How a hearing aid feels is a very important consideration that shouldn’t be overlooked when trying to make the right choice, but comfort is much more than how a hearing aid sits in or behind the ear. For a hearing aid to be truly comfortable, it must work toward the wearer’s comfort in a variety of ways, including:

  • Is the wearer comfortable with how the visible hearing aid is?
  • Is the wearer comfortable with how the hearing aid feels in or against his ear?
  • Is the wearer comfortable with how the hearing aid performs in a variety of settings?
  • Is the wearer comfortable with the features and adjustability that do or don’t come with the hearing aid?

Choosing the right hearing aid isn’t rocket science, but it does take careful deliberation. By considering your needs along with the help of a skilled audiologist, you can get the hearing aid that suits you, your budget and your lifestyle perfectly.


Recently dubbed the ‘creative capital’ by The Guardian, Brighton’s reputation for music, culture, art and fun is certainly growing. The city’s thriving music scene has a reputation for cultivating some legendary talent including hip-hop duo Rizzle Kicks as well as band the Kooks, DJ Fatboy Slim, and rock favourites British Sea Power. Many people don’t know that even the Sony executive and talent show mastermind, Simon Cowell, was originally from Brighton.


Fast becoming acknowledged as the place to discover the next big thing in music and dance, Brighton is a great place to head for, especially in May when the city is in the grip of festival season. Indeed, Brighton attracts almost eight million visitors a year. But is all this high octane, high volume fun damaging our ears? Many party-goers are now turning to companies like Hidden Hearing, or specialist help and hearing aids to treat hearing loss.

The World Health Organisation has claimed that the single biggest cause of preventable hearing loss is loud noise, and now the Nottingham Hearing Biomedical Research Unit and Medical Research Council (MRC) have launched a study into the links between loud music and loss of hearing.

The new study will involve a mass participation survey and members of the public are being urged to help researchers understand whether the things we listen to throughout our lives have an impact on our present hearing. Carried out largely online, the study is based on the idea that damage to hearing is irreversible, and hearing loss is not something that only older people should concern themselves with. Nightclubs and music concerts regularly breach safe noise levels and many music and gig lovers may suffer the effects of this.

Current figures estimate that one in six UK adults experience some hearing loss that is significant enough to cause difficulty when trying to communicate. This represents a 12 percent rise over the last 20 years.

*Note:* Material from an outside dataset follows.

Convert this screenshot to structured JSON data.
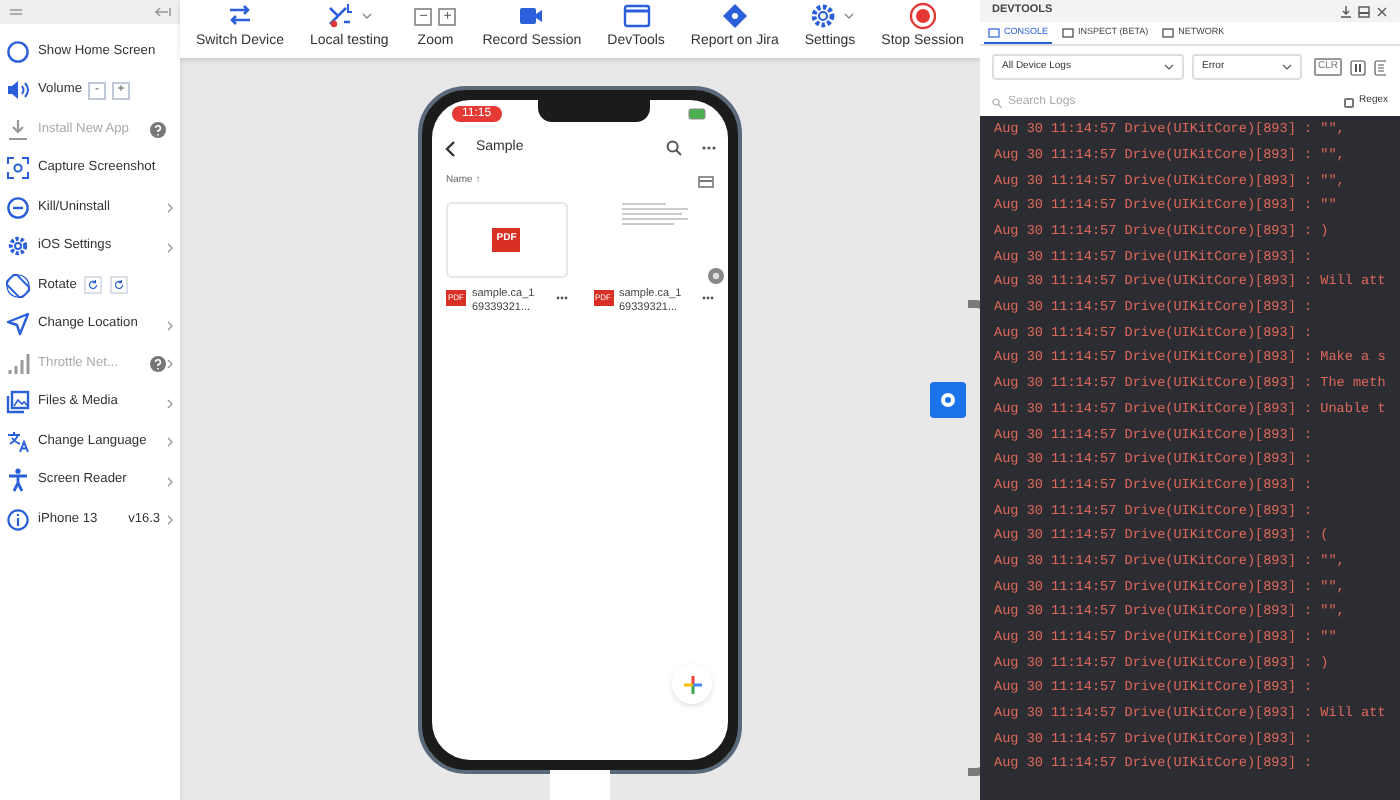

By 2031 it is predicted that 14.5 million Brits will have some form of hearing loss. The Journal of Audiology reports that when someone is experiencing even relatively minor hearing loss, the presence of background noise like other people having a conversation or music playing, aggravates the impairment making it hard for the person to follow audio cues.

Dr Michael Akeroyd, from the MRC Institute of Hearing Research, is leading the new research project. He believes that up until now, most studies of music-related hearing loss have focussed only on the musicians. Coldplay front man Chris Martin openly talks about his tinnitus and hearing problems caused as a direct result of his profession. Dr Akeryod says that it’s now time to look at the relatively unknown matter of the effects of loud-music listening on the hearing of the general public. The way we listen to music has changed dramatically over the last one-hundred years and experts hope that this is an opportunity to understand what impact that is having.

To take part in the survey visit: www.100yearsofamplifiedmusic.org